Move the cat’s litter tray and food out of the way since both can entice your dog to eat it.   

As with introducing puppies to dogs, it’s essential to let them get used to their scents by introducing them to blankets or beds.   

The first meet!   

Make sure both your cat and the new puppy are well fed, which will make them more relaxed. If possible, take your puppy for a nice long walk which will make them a bit less excitable and less likely to jump all over your cat. Avoid playing fetch or chasing games as that will do the opposite.   

Introduce them both slowly with gradual introductions using barriers, to begin with. If possible, a glass barrier first so they can see each other and get used to the other’s presence, followed by a mesh or similar fence which will allow them to sniff and get used to each other. When both are showing positive signs towards one another (note that your cats’ positive signs might be to completely ignore the puppy) through the barriers, try face-to-face meetings.   

Have the puppy in the room and encourage it to keep looking at you, with treats and toys and such. Bring the cat in once your puppy reliably listens to commands, and don’t let them look at the cat too much.   

The first few weeks!   

Don’t allow your pets to be alone together too much for the first couple of weeks. Keep an eye on their behaviour, make sure both animals feel comfortable living in the same space and have no trouble. You can encourage them to interact positively by giving them treats when they respond positively to each other’s presence, but don’t force any behaviours, and don’t get too anxious when they do interact. For example, if your puppy approaches the cat, make sure to keep an eye on their behaviour, but don’t become overbearing. Let them explore each other and become used to one another. Your job for the first few weeks is to make sure both are safe and happy, without becoming too much for them. If you react to what you assume might be negative behaviour, they might get confused about how they should behave around one another.   

Ensure that your cat continues to have somewhere to be away from the puppy, especially if your puppy tends to be a bit more on the boisterous side.   

Introducing a new puppy to your existing pet may seem like a difficult or daunting task, but it is very much worth it for the strength of relationship it will help build between your pets.

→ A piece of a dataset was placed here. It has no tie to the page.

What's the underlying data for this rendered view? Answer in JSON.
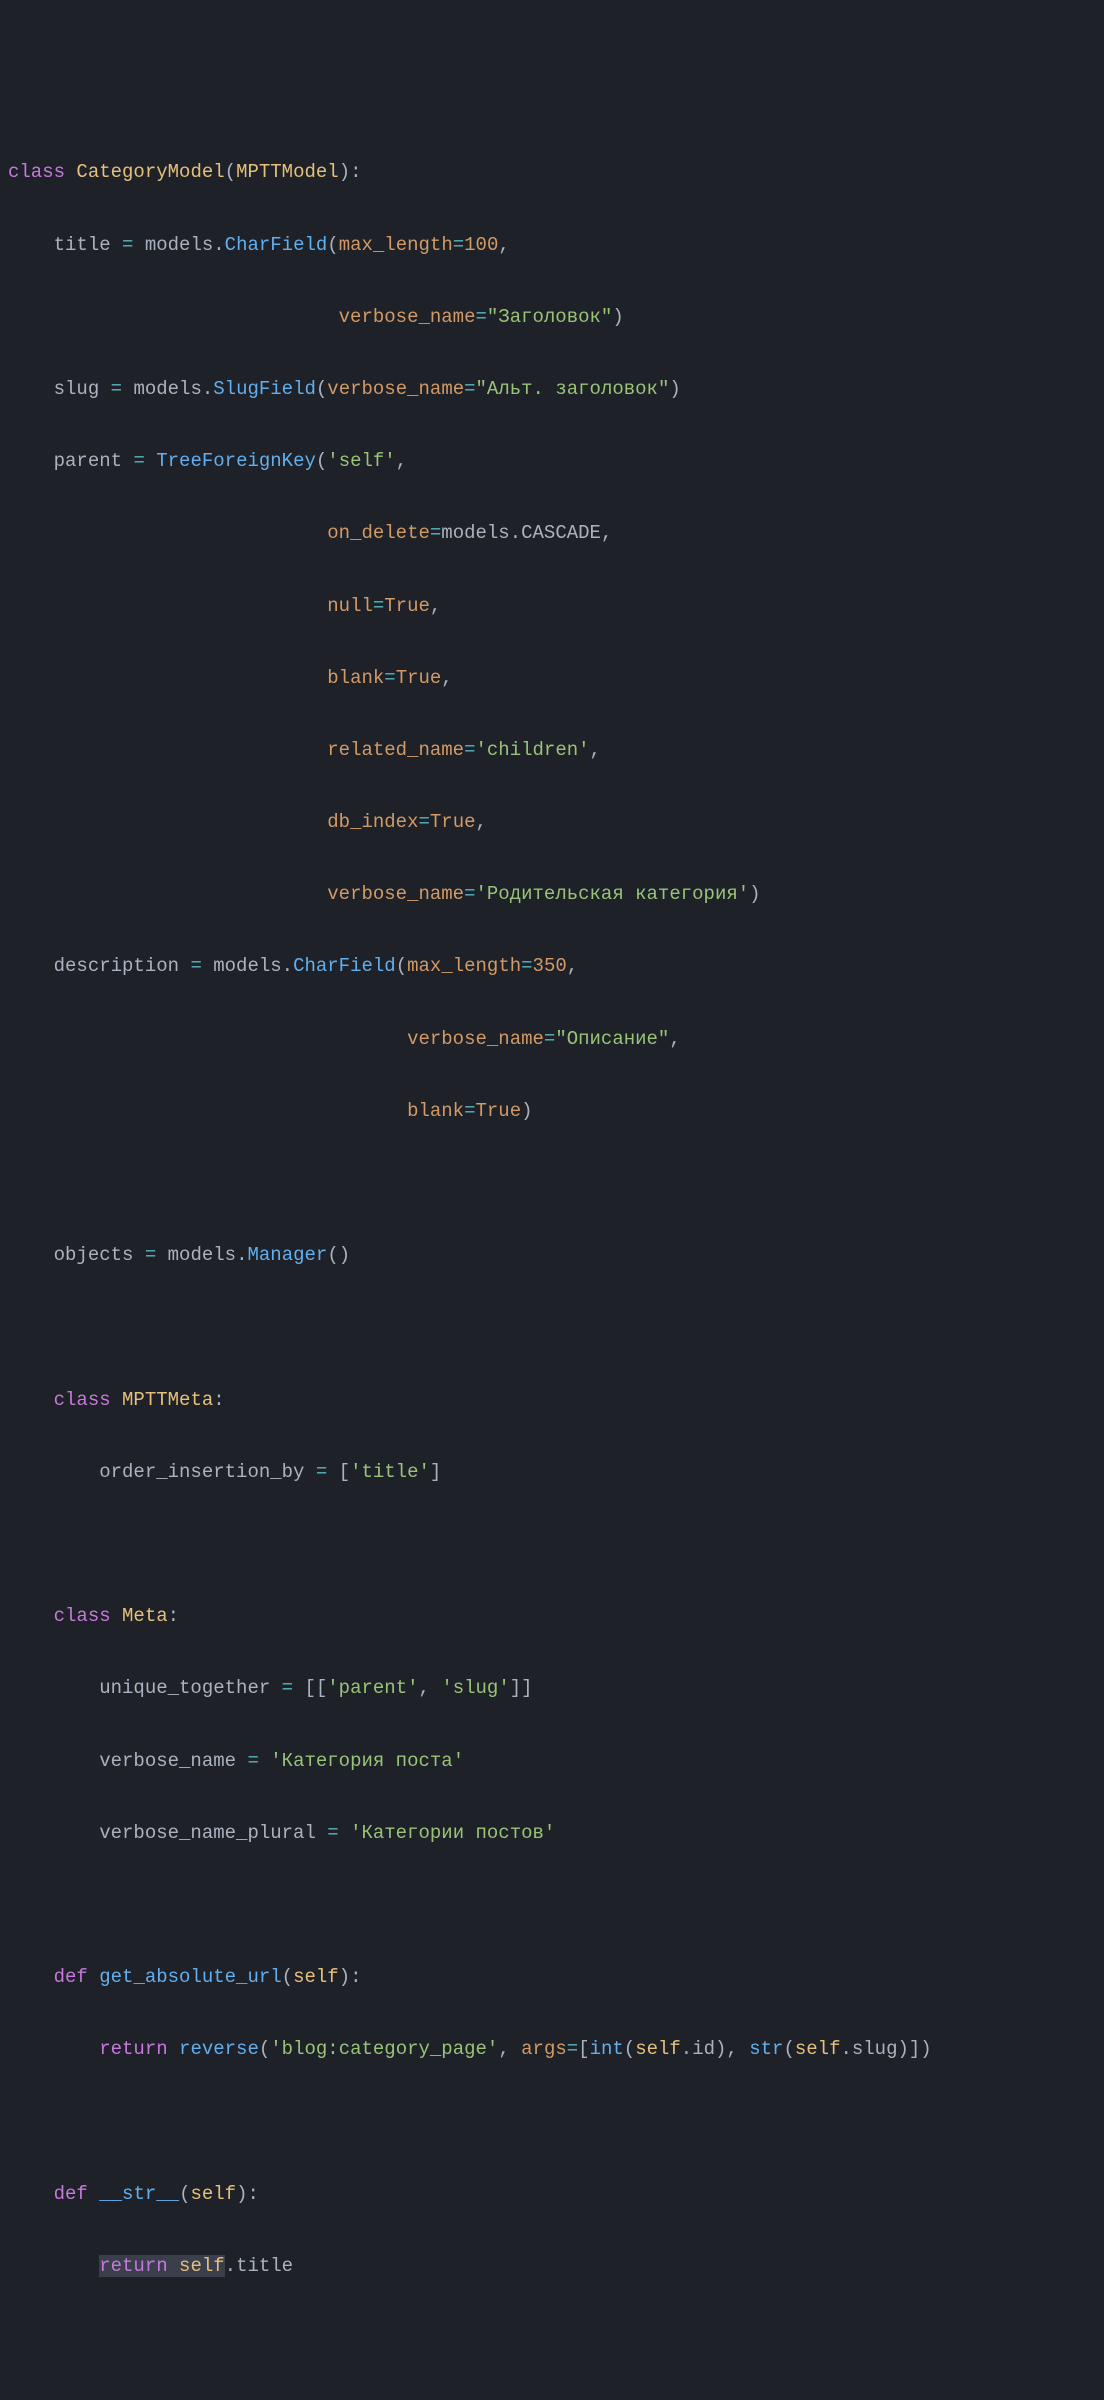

These starting steps may be long, but they are necessary to make sure your pets feel comfortable being together. Remember, it won’t be a permanent problem; you just have to get through the tricky parts to make it to the good!